Home: Tutorials

Lace Cane

by ShelleyM

I love making lace canes, they can be the basis for all sorts of designs. Start with the basic lace can and then experiment as your confidence grows. You can chop them about and recombine them to change the design, combine different colours, make them with skinner blends etc. They are exceedingly easy to make and are a wonderful beginners project.

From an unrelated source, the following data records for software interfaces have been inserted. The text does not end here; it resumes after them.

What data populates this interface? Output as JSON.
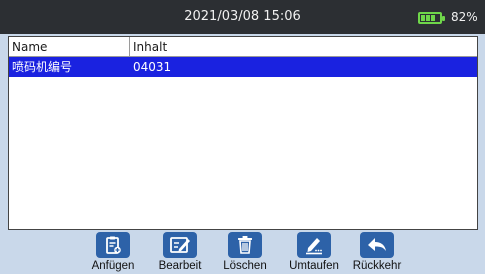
{
  "status": {
    "datetime": "2021/03/08 15:06",
    "battery_percent_text": "82%",
    "battery_level": 0.82
  },
  "table": {
    "columns": [
      "Name",
      "Inhalt"
    ],
    "rows": [
      {
        "name": "喷码机编号",
        "content": "04031",
        "selected": true
      }
    ]
  },
  "toolbar": {
    "buttons": [
      {
        "label": "Anfügen",
        "icon": "clipboard-add-icon"
      },
      {
        "label": "Bearbeit",
        "icon": "edit-note-icon"
      },
      {
        "label": "Löschen",
        "icon": "trash-icon"
      },
      {
        "label": "Umtaufen",
        "icon": "rename-pen-icon"
      },
      {
        "label": "Rückkehr",
        "icon": "return-arrow-icon"
      }
    ]
  },
  "colors": {
    "status_bg": "#2c2f33",
    "selection": "#1a22e0",
    "icon_bg": "#2d62a8",
    "battery": "#6fd64a",
    "footer_bg": "#c9d8ea"
  }
}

Materials:
2 oz turquoise (1 small pack)
1/2 oz black (1/4 small pack)
Cutting blade: tissue blade, razor blade, exacto knife, sharp kitchen knife, etc.
Pasta machine or something to roll the clay into sheets (marble rolling pin, perspex brayer etc.)
Clean work surface (ceramic or glass tile - not wood)
Long needle tool - if you want to make beads
Darning needle, or knitting needle - if you want to make beads

 
Step 1
Choose two colours that have a good contrast. It doesn't matter how much you use, if you use more clay you will have a larger lace cane. I have chosen a turquoise as my main colour and black as my surrounding contrast colour. Roll the main colour into a log, making it as even as you can. I made a 2" log here.

Step 2
Roll your second colour into a thin sheet. For my sheet I rolled black on the thickest setting of my pasta machine which is about 1/8" thick. Cut it into a rectangle as wide as the log is long. My log is 2" long so I cut the black sheet 2" wide. Roll the log with this sheet to cover it. When you have the turquoise log wrapped, press gently where the edges overlap and then pull the sheet back again. You will notice a line where the clays meet. Using your cutting tool, cut along that line. Remove the scrap clay. Wrap the black clay back around the log, the edges should abut one another nicely with none of the blue showing and no overlap of the black. Roll gently to smooth the join. You now have a simple Bull's Eye Cane.

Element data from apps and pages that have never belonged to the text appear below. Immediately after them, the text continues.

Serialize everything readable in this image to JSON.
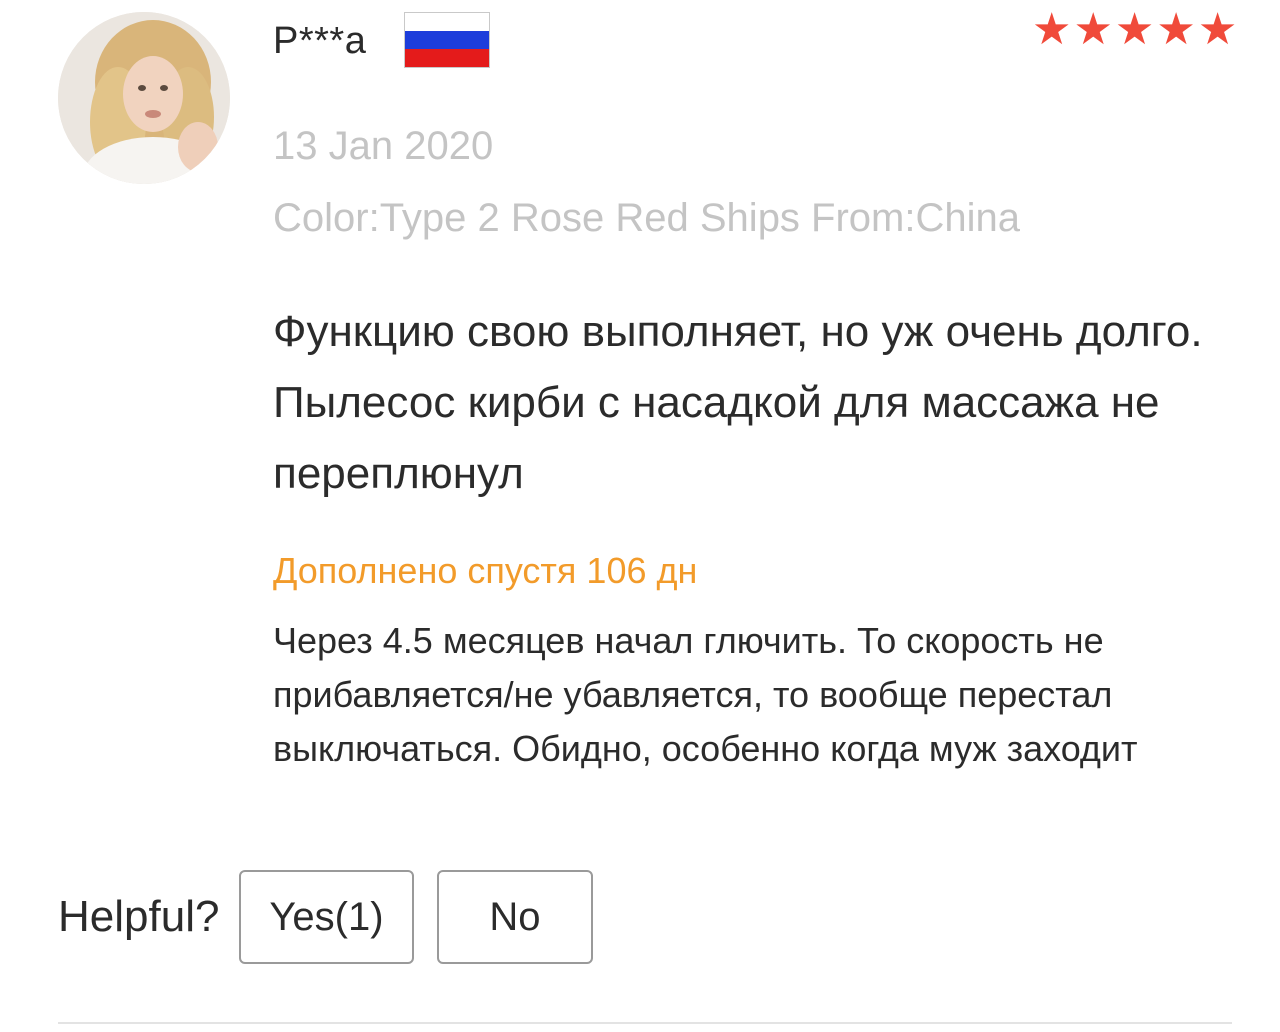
{
  "review": {
    "author": "P***a",
    "country_flag_icon": "russia-flag-icon",
    "flag_colors": [
      "#ffffff",
      "#1c3ddb",
      "#e41b1b"
    ],
    "rating": 5,
    "star_icon": "star-icon",
    "star_color": "#f04a3a",
    "date": "13 Jan 2020",
    "variant": "Color:Type 2 Rose Red Ships From:China",
    "text": "Функцию свою выполняет, но уж очень долго. Пылесос кирби с насадкой для массажа не переплюнул",
    "followup": {
      "title": "Дополнено спустя 106 дн",
      "title_color": "#f29b2a",
      "text": "Через 4.5 месяцев начал глючить. То скорость не прибавляется/не убавляется, то вообще перестал выключаться. Обидно, особенно когда муж заходит"
    }
  },
  "helpful": {
    "label": "Helpful?",
    "yes_label": "Yes(1)",
    "no_label": "No"
  }
}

Step 3
Roll this log slowly and evenly along it's length to reduce its diameter. Continue rolling until it is just over 6 times it's original length - about 12 1/2". Trim off any distorted ends which should leave you with a 12" log. Then cut your log into six equal lengths. Don't worry if your log is longer or shorter than this, it really doesn't matter. But do try and cut them all the same length. If you end up with 5 logs the same length, just put the excess aside and use the 5 logs.
Step 4
Combine the pieces together as shown with one in the centre and 5 on the outside. Or if you have a different number of logs, just combine together as you find appealing. You can use as few as 3 or several in your grouping.

Step 5
Gently compress the cane together to form a round log again.
Step 6
Repeat steps 3-5. Cutting and combining as before. Again you can use a different number of logs if you want. You could cut your recombined log into just 3 if you wanted.
Step 7
Cut a slice from your smoothed log and take a look at your lace cane! You can carry on cutting and combining again if you want a smaller design. But don't do this too many times or the lines will become so fine that you will loose the definition and the pattern will blend together.

For variations why not use more than just two colours. Here I have surrounded my purple log with a thin white layer and thin a thin turquoise layer. You can add as many layers as you like. Experiment and have fun.

 


Here are some of the things I've made with my lace canes In the front row are some slices from my canes. In the middle row, I used scrap clay (cut ends etc.) and covered them with slices of lace cane. In the top row are a few of my tiny wish bottles. Some are completely covered with slices, whilst others only had a few slices. For these, I kept the background colour the same as the thin lace lines in the cane.

Beads: To make beads some people let their canes rest overnight, I only do that if it's an intricate cane and I want to keep all the lines and design very neat, I don't usually bother for a lace cane. Resting the cane will allow it to cool and then you can cut it more cleanly without squishing. I actually quite like the slight distortion you get when cutting while it's fresh. It's up to you.

Use some of your scrap for the centre of the bead. Take a small piece of clay - about half the size you want your finished bead to be and roll into a smooth ball. Cut a minimum of two slices of your lace cane and apply to the bead. You can apply several slices, overlap them, or just use two. Smooth over the seams with a smooth needle tool or knitting needle and then roll between the palms of your hands until it is round and smooth and then roll into the shape you want if you don't want it to be round. Let the clay rest for at least an hour. Then take your needle tool and pierce your bead halfway through, twisting it as you go. Turn the bead round and pierce from the other side until the two holes join up. If you do it from one side only it tends to distort the clay and push it out on one side. I use hatpin blanks for piercing and then put several beads on one pin I suspend it for baking. Bake according to your manufacturers guidelines.

 

Shelley McLoughlin
©2001 Text and Pictures